That’s certainly a big “if.” These federal investigations, as we have witnessed in the BALCO case, tend to linger. There is no indication that Matthews is the target of any investigation. (HGH wasn’t even banned by baseball until the 2005 season, and there still is no effective test for it.) Still, if Matthews doesn’t sustain his 2005 form, he may be in for a very rough time of it. Moreover, when any player takes 16 days to respond to allegations that he received mail-order HGH, fans are entitled to their suspicion. If the long, sorry history of athletes and drugs has taught us anything, it is to expect, at best, obfuscation—“I’m not here to talk about the past”—and, more often, lies.

Not that baseball needs any reminders about the art of prevarication. Because when it comes to lying, Pete Rose continues to put on a Hall of Fame clinic. With his latest offering, in an interview with ESPN, Rose has now gone from “I didn’t gamble on baseball” to “I didn’t gamble on my own team” to “I bet on my team every single game.” The latest incarnation of his sordid tale is a desperate attempt to transform degeneracy into a misguided act of loyalty. What’s remarkable is how Rose apparently keeps lying and somehow manages to keep the affection of fans, too. When there have been discrepancies between Rose’s story and the Dowd report, baseball’s official investigation into Rose’s gambling activities, the latter has always proved to be the accurate version. And it is clear that Rose, as manager of the Cincinnati Reds, only bet on his team selectively. Baseball has cut him adrift and it’s past time for fans to show him the gate, too.
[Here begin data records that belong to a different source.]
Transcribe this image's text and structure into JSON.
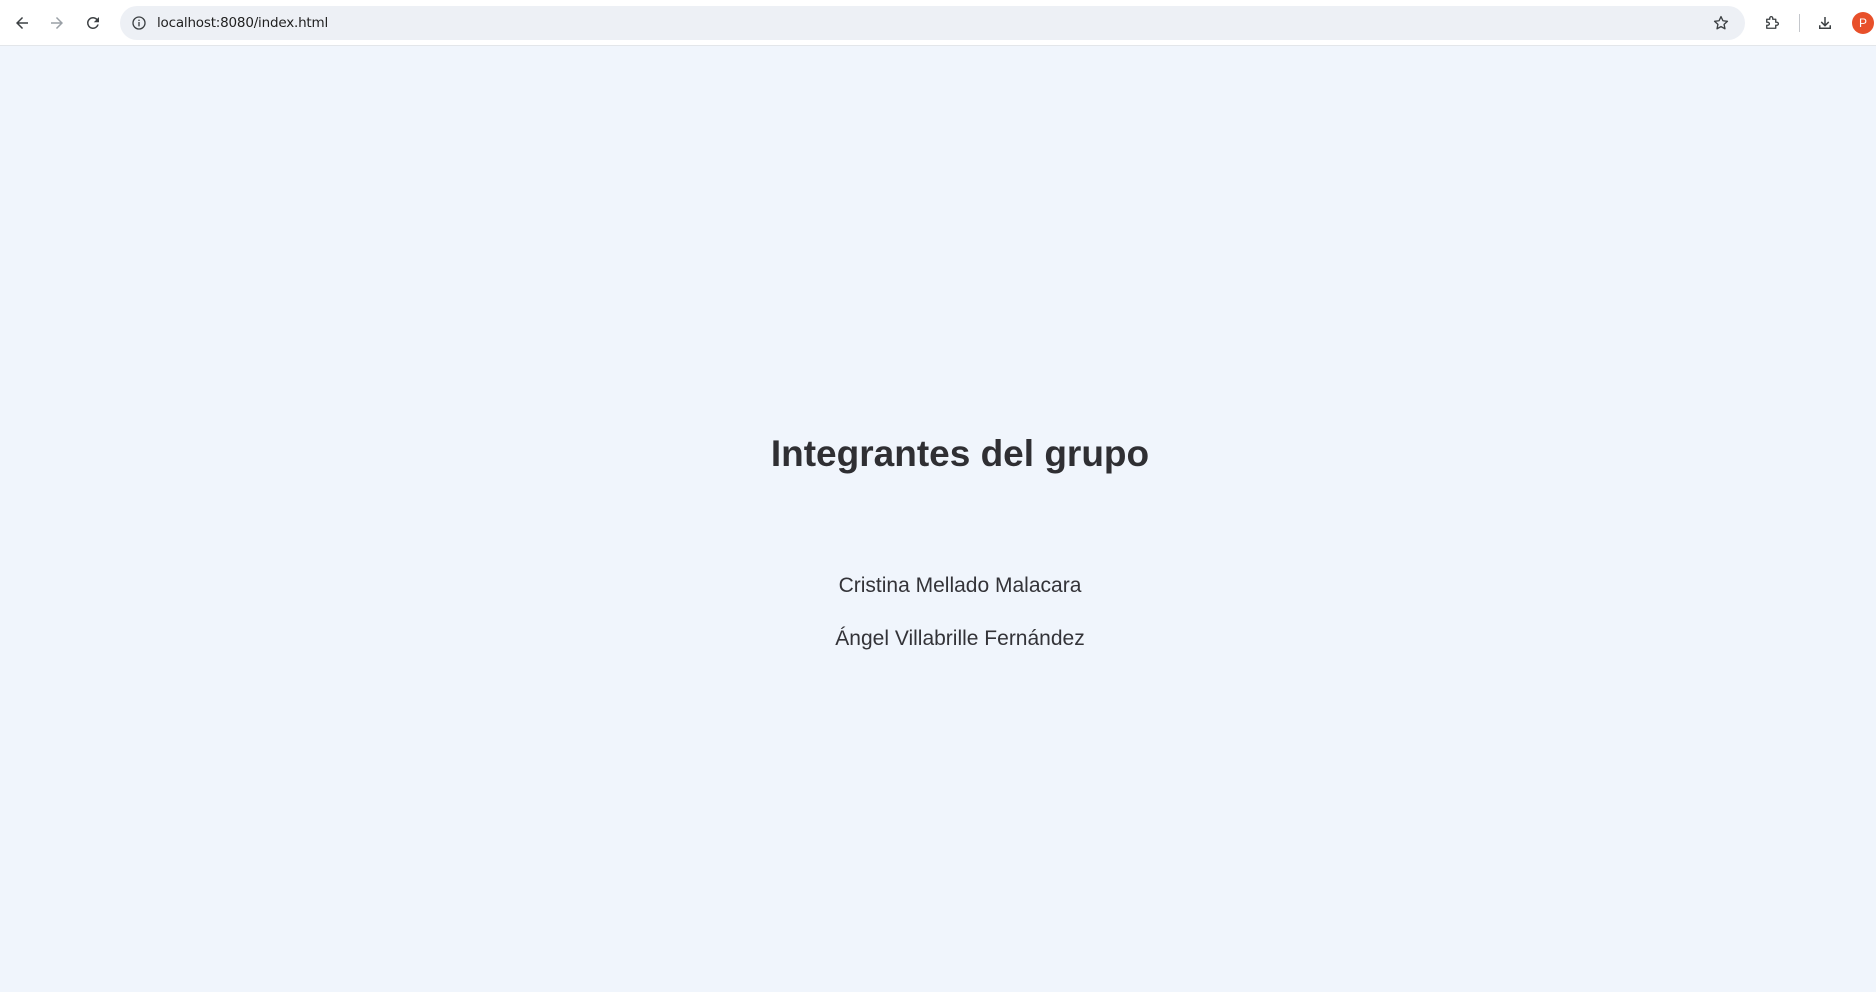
{
  "browser": {
    "url": "localhost:8080/index.html",
    "profile_initial": "P",
    "icons": {
      "back": "arrow-left-icon",
      "forward": "arrow-right-icon",
      "reload": "reload-icon",
      "site_info": "info-icon",
      "bookmark": "star-icon",
      "extensions": "puzzle-icon",
      "downloads": "download-icon"
    }
  },
  "page": {
    "title": "Integrantes del grupo",
    "members": [
      "Cristina Mellado Malacara",
      "Ángel Villabrille Fernández"
    ]
  },
  "colors": {
    "background": "#f0f5fc",
    "text": "#2f2f33",
    "avatar": "#e8502a"
  }
}
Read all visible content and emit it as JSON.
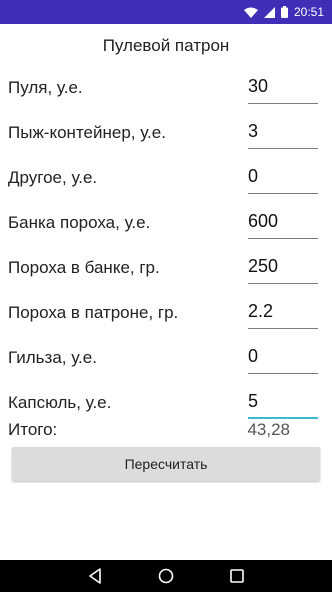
{
  "status_bar": {
    "time": "20:51"
  },
  "title": "Пулевой патрон",
  "rows": [
    {
      "label": "Пуля, у.е.",
      "value": "30"
    },
    {
      "label": "Пыж-контейнер, у.е.",
      "value": "3"
    },
    {
      "label": "Другое, у.е.",
      "value": "0"
    },
    {
      "label": "Банка пороха, у.е.",
      "value": "600"
    },
    {
      "label": "Пороха в банке, гр.",
      "value": "250"
    },
    {
      "label": "Пороха в патроне, гр.",
      "value": "2.2"
    },
    {
      "label": "Гильза, у.е.",
      "value": "0"
    },
    {
      "label": "Капсюль, у.е.",
      "value": "5"
    }
  ],
  "total": {
    "label": "Итого:",
    "value": "43,28"
  },
  "button": {
    "label": "Пересчитать"
  },
  "colors": {
    "status_bar": "#3f2fb6",
    "focus_underline": "#3fb9cf"
  },
  "icons": [
    "wifi-icon",
    "signal-icon",
    "battery-icon",
    "back-icon",
    "home-icon",
    "recents-icon"
  ]
}
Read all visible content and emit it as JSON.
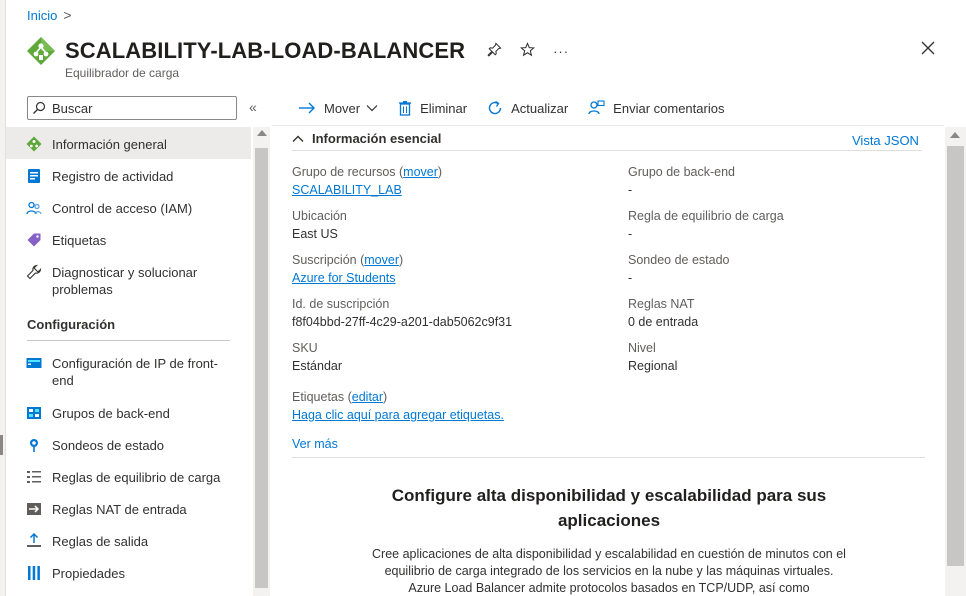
{
  "breadcrumb": {
    "home": "Inicio",
    "sep": ">"
  },
  "header": {
    "title": "SCALABILITY-LAB-LOAD-BALANCER",
    "subtitle": "Equilibrador de carga",
    "pin_icon": "pin-icon",
    "favorite_icon": "star-icon",
    "more": "···",
    "close": "✕"
  },
  "sidebar": {
    "search_placeholder": "Buscar",
    "collapse": "«",
    "items": [
      {
        "label": "Información general",
        "icon": "overview-icon"
      },
      {
        "label": "Registro de actividad",
        "icon": "activity-log-icon"
      },
      {
        "label": "Control de acceso (IAM)",
        "icon": "iam-icon"
      },
      {
        "label": "Etiquetas",
        "icon": "tag-icon"
      },
      {
        "label": "Diagnosticar y solucionar problemas",
        "icon": "wrench-icon"
      }
    ],
    "section": "Configuración",
    "config_items": [
      {
        "label": "Configuración de IP de front-end",
        "icon": "frontend-ip-icon"
      },
      {
        "label": "Grupos de back-end",
        "icon": "backend-pool-icon"
      },
      {
        "label": "Sondeos de estado",
        "icon": "health-probe-icon"
      },
      {
        "label": "Reglas de equilibrio de carga",
        "icon": "lb-rules-icon"
      },
      {
        "label": "Reglas NAT de entrada",
        "icon": "nat-rules-icon"
      },
      {
        "label": "Reglas de salida",
        "icon": "outbound-rules-icon"
      },
      {
        "label": "Propiedades",
        "icon": "properties-icon"
      }
    ]
  },
  "toolbar": {
    "move": "Mover",
    "delete": "Eliminar",
    "refresh": "Actualizar",
    "feedback": "Enviar comentarios"
  },
  "essentials": {
    "header": "Información esencial",
    "json_view": "Vista JSON",
    "resource_group_label": "Grupo de recursos",
    "move_link": "mover",
    "resource_group_value": "SCALABILITY_LAB",
    "location_label": "Ubicación",
    "location_value": "East US",
    "subscription_label": "Suscripción",
    "subscription_value": "Azure for Students",
    "subscription_id_label": "Id. de suscripción",
    "subscription_id_value": "f8f04bbd-27ff-4c29-a201-dab5062c9f31",
    "sku_label": "SKU",
    "sku_value": "Estándar",
    "backend_pool_label": "Grupo de back-end",
    "backend_pool_value": "-",
    "lb_rule_label": "Regla de equilibrio de carga",
    "lb_rule_value": "-",
    "probe_label": "Sondeo de estado",
    "probe_value": "-",
    "nat_label": "Reglas NAT",
    "nat_value": "0 de entrada",
    "tier_label": "Nivel",
    "tier_value": "Regional",
    "tags_label": "Etiquetas",
    "edit_link": "editar",
    "tags_add_link": "Haga clic aquí para agregar etiquetas.",
    "see_more": "Ver más"
  },
  "promo": {
    "title": "Configure alta disponibilidad y escalabilidad para sus aplicaciones",
    "body": "Cree aplicaciones de alta disponibilidad y escalabilidad en cuestión de minutos con el equilibrio de carga integrado de los servicios en la nube y las máquinas virtuales. Azure Load Balancer admite protocolos basados en TCP/UDP, así como"
  },
  "colors": {
    "accent": "#0078d4",
    "resource_icon": "#5ea93a"
  }
}
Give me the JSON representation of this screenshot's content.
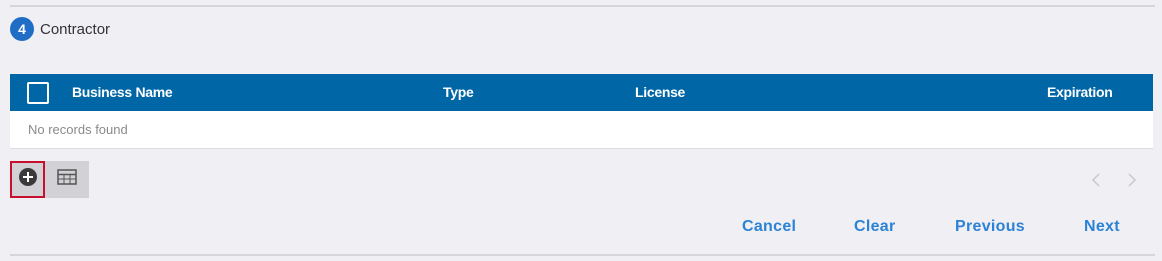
{
  "section": {
    "step_number": "4",
    "title": "Contractor"
  },
  "grid": {
    "columns": [
      "Business Name",
      "Type",
      "License",
      "Expiration"
    ],
    "empty_message": "No records found"
  },
  "toolbar": {
    "add_icon": "add-circle-icon",
    "table_icon": "table-icon"
  },
  "pager": {
    "prev_icon": "chevron-left-icon",
    "next_icon": "chevron-right-icon"
  },
  "actions": {
    "cancel": "Cancel",
    "clear": "Clear",
    "previous": "Previous",
    "next": "Next"
  },
  "colors": {
    "header_bg": "#0066a6",
    "badge_bg": "#1f6dc4",
    "action_text": "#2c83d6",
    "highlight_border": "#c8102e"
  }
}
Still, Rose is nothing more now than a carnival sideshow. The incessant drumbeat of drugs remains center stage, a continuing threat to the well-being of baseball. Baseball may not be the only sport facing fallout from this latest scandal, but it is the one that can least afford to be lumped with professional wrestling. Certainly not in the event of what will likely be a historic season—one with the specter of drugs hovering all over it.

Baseball can certainly point to its positives—lots of fannies in the seats, hits on; and new ties with leagues in other countries. But all are overshadowed by the game’s inability to lay the drug issue to rest. The death last week of former baseball commissioner Bowie Kuhn reminded us of how unsettled the modern game is. Many in baseball never forgave Kuhn for not being in attendance when Henry Aaron broke Babe Ruth’s hallowed career-home-run mark. Now, 33 years later, MLB Commissioner Bud Selig may never be forgiven if he does attend the game in which Bonds surpasses Aaron. Staying away is probably Selig’s best option, but given the magnitude of the occasion, that’s a pretty sad state of affairs.

© 2007 Newsweek, Inc.